1. What kind of access do people with learning disabilities want?
2. What is involved in getting access?
3. How and why is access denied?
4. How and why is access achieved?
5. Who should be helping access to happen?
6. How do we improve access in the future?
Our accessible summary report, plus notes and presentations from each of the six seminars will soon be made available from our project website. If you work with children or adults with learning disabilities I would be interested to hear how similar or different your experiences are to those stories and experiences that were shared within our seminars.
Disability, Technology and Education: In the last few years, I have developed a strong profile in the field of e-learning and accessibility. My 2006 book “E-learning and disability in Higher Education: Accessibility research and practice” is in over 300 libraries world-wide. In 2008, this book will become a core text for a new Open University Masters Unit called "Accessibility, and supporting students with disabilities in E-Learning".
I am looking forward to working with the course team in order to link the theory to the practice in a meaningful way for those students who opt to study the unit.

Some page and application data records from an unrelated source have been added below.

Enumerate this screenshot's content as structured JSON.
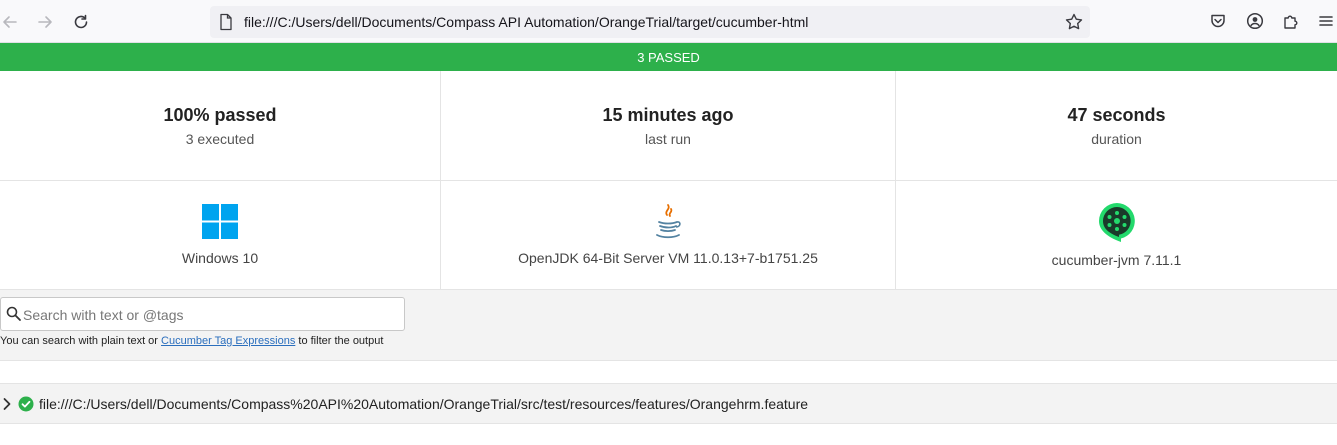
{
  "browser": {
    "url": "file:///C:/Users/dell/Documents/Compass API Automation/OrangeTrial/target/cucumber-html",
    "icons": {
      "back": "arrow-left-icon",
      "forward": "arrow-right-icon",
      "reload": "reload-icon",
      "file": "file-icon",
      "bookmark": "star-icon",
      "pocket": "pocket-icon",
      "account": "account-icon",
      "extensions": "puzzle-icon",
      "menu": "hamburger-menu-icon"
    }
  },
  "banner": {
    "text": "3 PASSED",
    "color": "#2db04b"
  },
  "stats": [
    {
      "value": "100% passed",
      "label": "3 executed"
    },
    {
      "value": "15 minutes ago",
      "label": "last run"
    },
    {
      "value": "47 seconds",
      "label": "duration"
    }
  ],
  "environment": [
    {
      "icon": "windows-logo-icon",
      "label": "Windows 10"
    },
    {
      "icon": "java-logo-icon",
      "label": "OpenJDK 64-Bit Server VM 11.0.13+7-b1751.25"
    },
    {
      "icon": "cucumber-logo-icon",
      "label": "cucumber-jvm 7.11.1"
    }
  ],
  "search": {
    "placeholder": "Search with text or @tags",
    "help_prefix": "You can search with plain text or ",
    "help_link": "Cucumber Tag Expressions",
    "help_suffix": " to filter the output"
  },
  "features": [
    {
      "status": "passed",
      "path": "file:///C:/Users/dell/Documents/Compass%20API%20Automation/OrangeTrial/src/test/resources/features/Orangehrm.feature"
    }
  ]
}
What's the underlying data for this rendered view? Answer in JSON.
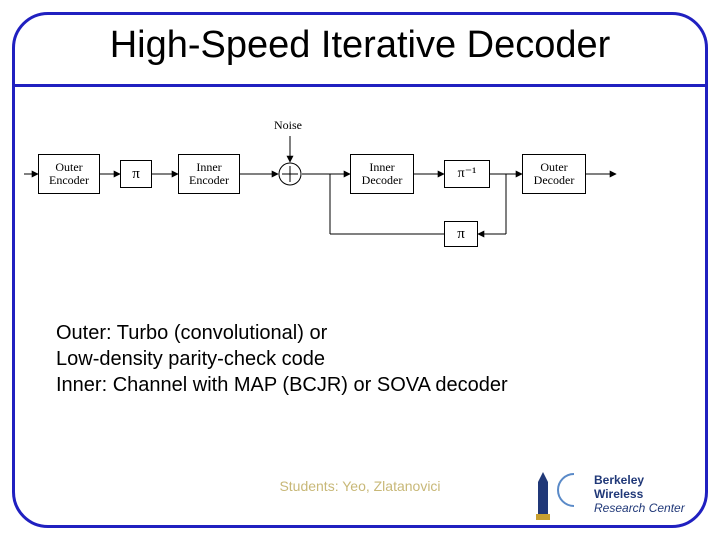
{
  "title": "High-Speed Iterative Decoder",
  "diagram": {
    "noise_label": "Noise",
    "blocks": {
      "outer_encoder": "Outer\nEncoder",
      "pi1": "π",
      "inner_encoder": "Inner\nEncoder",
      "inner_decoder": "Inner\nDecoder",
      "pi_inv": "π⁻¹",
      "outer_decoder": "Outer\nDecoder",
      "pi_feedback": "π"
    }
  },
  "description": {
    "line1": "Outer: Turbo (convolutional) or",
    "line2": " Low-density parity-check code",
    "line3": "Inner: Channel with MAP (BCJR) or SOVA decoder"
  },
  "students": "Students: Yeo, Zlatanovici",
  "logo": {
    "line1": "Berkeley Wireless",
    "line2": "Research Center"
  }
}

In 2007 I also became a co-investigator of a JISC funded project called LEXDIS, which is aims to explore the e-learning experiences of students with disabilities. I am really excited about this project, because it is trying to a give a "voice" to disabled students in higher education, by working with disabled students to create 30 detailed case studies of how they use technology to support their learning and the impact that technology has on their learning experiences: http://www.lexdis.ecs.soton.ac.uk/index.htm. I am learning so much from the project about the challenges of conducting participatory research. It is also a pleasure to work with my co-investigators, E.A Draffan and Mike Wald. Anyone who knows E.A, knows that she is a human dynamo. One of her many achievements is the Emptech database: http://www.emptech.info/, which provides information resources on assistive technologies that are designed to help those with specific difficulties or disabilities work and study more effectively. LEXDIS will complete its work in the summer of 2008, so watch this space for updates on our findings as well as details of our dissemination activities. We hope to be presenting at Ed-Media and ALT-C; if you have similar interests it would be great to meet you at these events and share thoughts and experiences.
Well those are my personal highlights of 2007, my new years resolution is to maintain and develop this blog- If you have similar interests in disability, technology and education I hope you will visit my blog from time to time and join me in my thoughts and reflections.